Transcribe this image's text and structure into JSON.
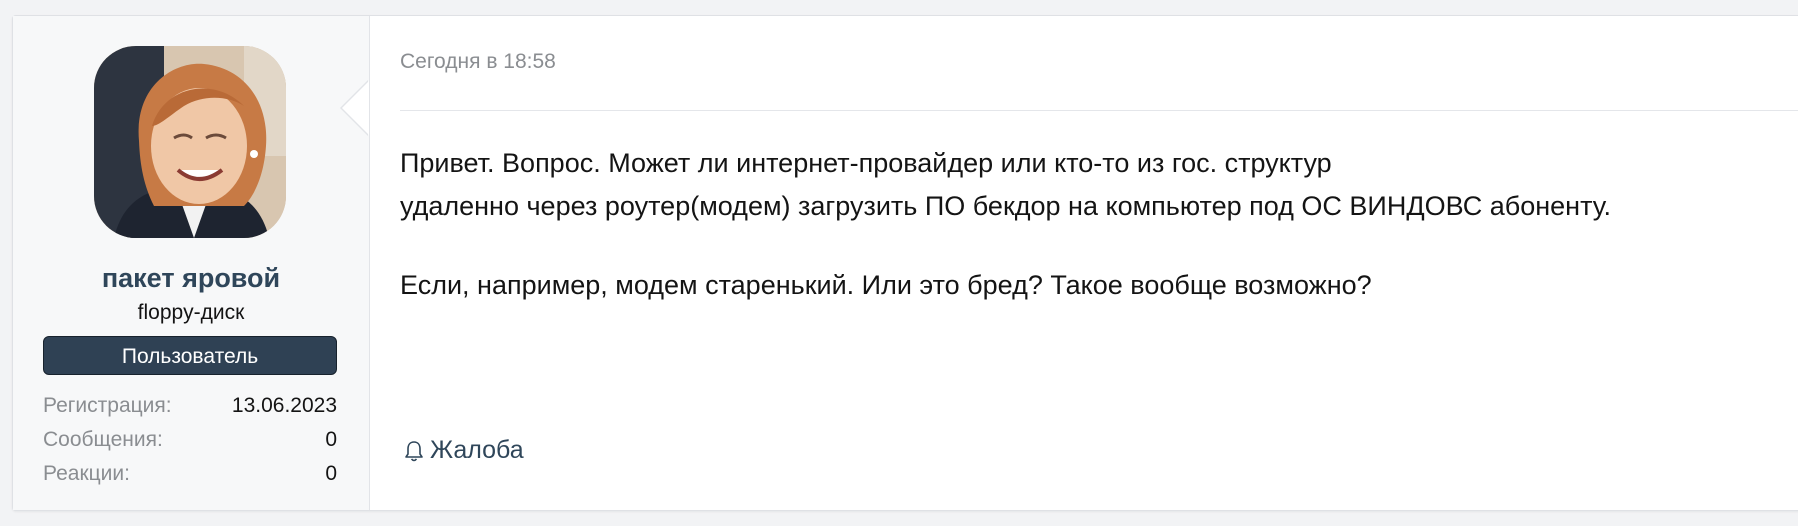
{
  "post": {
    "author": {
      "name": "пакет яровой",
      "title": "floppy-диск",
      "banner": "Пользователь",
      "stats": [
        {
          "label": "Регистрация:",
          "value": "13.06.2023"
        },
        {
          "label": "Сообщения:",
          "value": "0"
        },
        {
          "label": "Реакции:",
          "value": "0"
        }
      ]
    },
    "date": "Сегодня в 18:58",
    "body": {
      "line1": "Привет. Вопрос. Может ли интернет-провайдер или кто-то из гос. структур",
      "line2": "удаленно через роутер(модем) загрузить ПО бекдор на компьютер под ОС ВИНДОВС абоненту.",
      "line3": "Если, например, модем старенький. Или это бред? Такое вообще возможно?"
    },
    "actions": {
      "report_label": "Жалоба",
      "report_icon": "bell-icon"
    }
  },
  "colors": {
    "username": "#2f465a",
    "banner_bg": "#2f4154",
    "muted": "#8a8d91",
    "link": "#2f465a"
  }
}
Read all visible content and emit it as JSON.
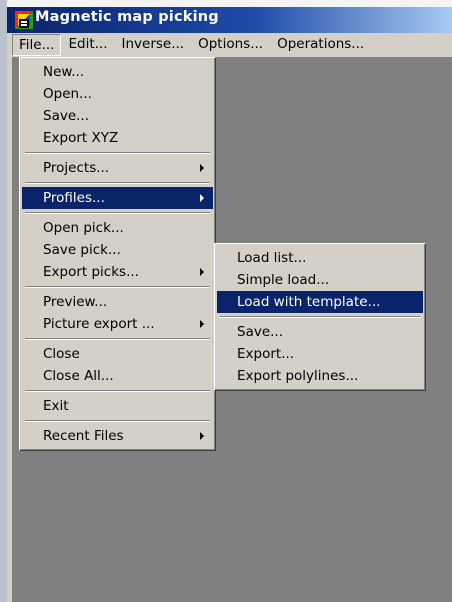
{
  "window": {
    "title": "Magnetic map picking",
    "icon": "app-map-icon"
  },
  "menubar": {
    "items": [
      {
        "label": "File...",
        "active": true
      },
      {
        "label": "Edit..."
      },
      {
        "label": "Inverse..."
      },
      {
        "label": "Options..."
      },
      {
        "label": "Operations..."
      }
    ]
  },
  "file_menu": {
    "items": [
      {
        "label": "New..."
      },
      {
        "label": "Open..."
      },
      {
        "label": "Save..."
      },
      {
        "label": "Export XYZ"
      },
      {
        "label": "Projects..."
      },
      {
        "label": "Profiles..."
      },
      {
        "label": "Open pick..."
      },
      {
        "label": "Save pick..."
      },
      {
        "label": "Export picks..."
      },
      {
        "label": "Preview..."
      },
      {
        "label": "Picture export ..."
      },
      {
        "label": "Close"
      },
      {
        "label": "Close All..."
      },
      {
        "label": "Exit"
      },
      {
        "label": "Recent Files"
      }
    ]
  },
  "profiles_menu": {
    "items": [
      {
        "label": "Load list..."
      },
      {
        "label": "Simple load..."
      },
      {
        "label": "Load with template..."
      },
      {
        "label": "Save..."
      },
      {
        "label": "Export..."
      },
      {
        "label": "Export polylines..."
      }
    ]
  },
  "colors": {
    "title_gradient_start": "#0a246a",
    "title_gradient_end": "#a6caf0",
    "menu_face": "#d4d0c8",
    "selection": "#0a246a",
    "workspace": "#808080"
  }
}
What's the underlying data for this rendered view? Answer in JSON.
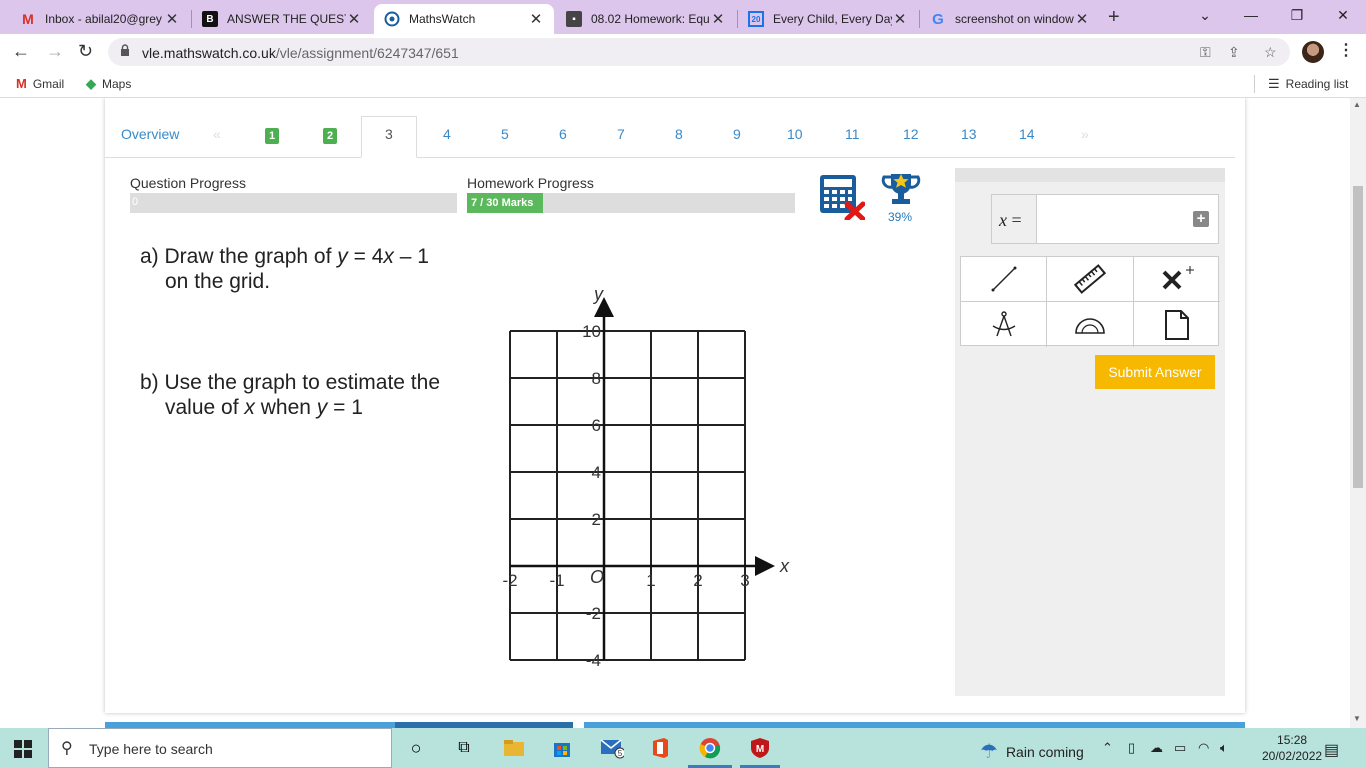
{
  "browser": {
    "tabs": [
      {
        "title": "Inbox - abilal20@grey",
        "favicon": "gmail-icon",
        "color": "#d93025"
      },
      {
        "title": "ANSWER THE QUESTIO",
        "favicon": "brainly-icon",
        "color": "#111111"
      },
      {
        "title": "MathsWatch",
        "favicon": "mathswatch-icon",
        "color": "#1a5d9c"
      },
      {
        "title": "08.02 Homework: Equ",
        "favicon": "homework-icon",
        "color": "#333333"
      },
      {
        "title": "Every Child, Every Day",
        "favicon": "calendar-icon",
        "color": "#1a73e8"
      },
      {
        "title": "screenshot on window",
        "favicon": "google-icon",
        "color": "#4285f4"
      }
    ],
    "url_host": "vle.mathswatch.co.uk",
    "url_path": "/vle/assignment/6247347/651",
    "bookmarks": [
      {
        "label": "Gmail"
      },
      {
        "label": "Maps"
      }
    ],
    "reading_list": "Reading list"
  },
  "question_nav": {
    "overview": "Overview",
    "prev": "«",
    "next": "»",
    "done": [
      "1",
      "2"
    ],
    "active": "3",
    "items": [
      "4",
      "5",
      "6",
      "7",
      "8",
      "9",
      "10",
      "11",
      "12",
      "13",
      "14"
    ]
  },
  "progress": {
    "question_label": "Question Progress",
    "question_value": "0",
    "question_fraction": 0.0,
    "homework_label": "Homework Progress",
    "homework_value": "7 / 30 Marks",
    "homework_fraction": 0.233,
    "trophy_percent": "39%"
  },
  "question": {
    "part_a_prefix": "a) Draw the graph of",
    "part_a_y": "y",
    "part_a_eq": "= 4",
    "part_a_x": "x",
    "part_a_rest": "– 1",
    "part_a_line2": "on the grid.",
    "part_b_line1": "b) Use the graph to estimate the",
    "part_b_l2_a": "value of",
    "part_b_x": "x",
    "part_b_l2_b": "when",
    "part_b_y": "y",
    "part_b_l2_c": "= 1"
  },
  "graph": {
    "x_axis_label": "x",
    "y_axis_label": "y",
    "origin_label": "O",
    "x_ticks": [
      "-2",
      "-1",
      "1",
      "2",
      "3"
    ],
    "y_ticks": [
      "10",
      "8",
      "6",
      "4",
      "2",
      "-2",
      "-4"
    ],
    "x_range": [
      -2,
      3
    ],
    "y_range": [
      -4,
      10
    ]
  },
  "answer": {
    "label_var": "x",
    "label_eq": "=",
    "value": "",
    "submit": "Submit Answer"
  },
  "colors": {
    "accent": "#3a8ac9",
    "done_badge": "#4caf50",
    "submit": "#f6b800"
  },
  "taskbar": {
    "search_placeholder": "Type here to search",
    "mail_badge": "5",
    "weather": "Rain coming",
    "time": "15:28",
    "date": "20/02/2022"
  }
}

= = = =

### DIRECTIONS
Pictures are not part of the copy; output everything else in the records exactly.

### ANSWER TO THE PROBLEM
Transcribe this image's text and structure into JSON.
{
  "post": {
    "author": {
      "name": "пакет яровой",
      "title": "floppy-диск",
      "banner": "Пользователь",
      "stats": [
        {
          "label": "Регистрация:",
          "value": "13.06.2023"
        },
        {
          "label": "Сообщения:",
          "value": "0"
        },
        {
          "label": "Реакции:",
          "value": "0"
        }
      ]
    },
    "date": "Сегодня в 18:58",
    "body": {
      "line1": "Привет. Вопрос. Может ли интернет-провайдер или кто-то из гос. структур",
      "line2": "удаленно через роутер(модем) загрузить ПО бекдор на компьютер под ОС ВИНДОВС абоненту.",
      "line3": "Если, например, модем старенький. Или это бред? Такое вообще возможно?"
    },
    "actions": {
      "report_label": "Жалоба",
      "report_icon": "bell-icon"
    }
  },
  "colors": {
    "username": "#2f465a",
    "banner_bg": "#2f4154",
    "muted": "#8a8d91",
    "link": "#2f465a"
  }
}
Read all visible content and emit it as JSON.
{
  "window": {
    "title": "Magnetic map picking",
    "icon": "app-map-icon"
  },
  "menubar": {
    "items": [
      {
        "label": "File...",
        "active": true
      },
      {
        "label": "Edit..."
      },
      {
        "label": "Inverse..."
      },
      {
        "label": "Options..."
      },
      {
        "label": "Operations..."
      }
    ]
  },
  "file_menu": {
    "items": [
      {
        "label": "New..."
      },
      {
        "label": "Open..."
      },
      {
        "label": "Save..."
      },
      {
        "label": "Export XYZ"
      },
      {
        "label": "Projects..."
      },
      {
        "label": "Profiles..."
      },
      {
        "label": "Open pick..."
      },
      {
        "label": "Save pick..."
      },
      {
        "label": "Export picks..."
      },
      {
        "label": "Preview..."
      },
      {
        "label": "Picture export ..."
      },
      {
        "label": "Close"
      },
      {
        "label": "Close All..."
      },
      {
        "label": "Exit"
      },
      {
        "label": "Recent Files"
      }
    ]
  },
  "profiles_menu": {
    "items": [
      {
        "label": "Load list..."
      },
      {
        "label": "Simple load..."
      },
      {
        "label": "Load with template..."
      },
      {
        "label": "Save..."
      },
      {
        "label": "Export..."
      },
      {
        "label": "Export polylines..."
      }
    ]
  },
  "colors": {
    "title_gradient_start": "#0a246a",
    "title_gradient_end": "#a6caf0",
    "menu_face": "#d4d0c8",
    "selection": "#0a246a",
    "workspace": "#808080"
  }
}
What's the underlying data for this rendered view? Answer in JSON.
{
  "browser": {
    "tabs": [
      {
        "title": "Inbox - abilal20@grey",
        "favicon": "gmail-icon",
        "color": "#d93025"
      },
      {
        "title": "ANSWER THE QUESTIO",
        "favicon": "brainly-icon",
        "color": "#111111"
      },
      {
        "title": "MathsWatch",
        "favicon": "mathswatch-icon",
        "color": "#1a5d9c"
      },
      {
        "title": "08.02 Homework: Equ",
        "favicon": "homework-icon",
        "color": "#333333"
      },
      {
        "title": "Every Child, Every Day",
        "favicon": "calendar-icon",
        "color": "#1a73e8"
      },
      {
        "title": "screenshot on window",
        "favicon": "google-icon",
        "color": "#4285f4"
      }
    ],
    "url_host": "vle.mathswatch.co.uk",
    "url_path": "/vle/assignment/6247347/651",
    "bookmarks": [
      {
        "label": "Gmail"
      },
      {
        "label": "Maps"
      }
    ],
    "reading_list": "Reading list"
  },
  "question_nav": {
    "overview": "Overview",
    "prev": "«",
    "next": "»",
    "done": [
      "1",
      "2"
    ],
    "active": "3",
    "items": [
      "4",
      "5",
      "6",
      "7",
      "8",
      "9",
      "10",
      "11",
      "12",
      "13",
      "14"
    ]
  },
  "progress": {
    "question_label": "Question Progress",
    "question_value": "0",
    "question_fraction": 0.0,
    "homework_label": "Homework Progress",
    "homework_value": "7 / 30 Marks",
    "homework_fraction": 0.233,
    "trophy_percent": "39%"
  },
  "question": {
    "part_a_prefix": "a) Draw the graph of",
    "part_a_y": "y",
    "part_a_eq": "= 4",
    "part_a_x": "x",
    "part_a_rest": "– 1",
    "part_a_line2": "on the grid.",
    "part_b_line1": "b) Use the graph to estimate the",
    "part_b_l2_a": "value of",
    "part_b_x": "x",
    "part_b_l2_b": "when",
    "part_b_y": "y",
    "part_b_l2_c": "= 1"
  },
  "graph": {
    "x_axis_label": "x",
    "y_axis_label": "y",
    "origin_label": "O",
    "x_ticks": [
      "-2",
      "-1",
      "1",
      "2",
      "3"
    ],
    "y_ticks": [
      "10",
      "8",
      "6",
      "4",
      "2",
      "-2",
      "-4"
    ],
    "x_range": [
      -2,
      3
    ],
    "y_range": [
      -4,
      10
    ]
  },
  "answer": {
    "label_var": "x",
    "label_eq": "=",
    "value": "",
    "submit": "Submit Answer"
  },
  "colors": {
    "accent": "#3a8ac9",
    "done_badge": "#4caf50",
    "submit": "#f6b800"
  },
  "taskbar": {
    "search_placeholder": "Type here to search",
    "mail_badge": "5",
    "weather": "Rain coming",
    "time": "15:28",
    "date": "20/02/2022"
  }
}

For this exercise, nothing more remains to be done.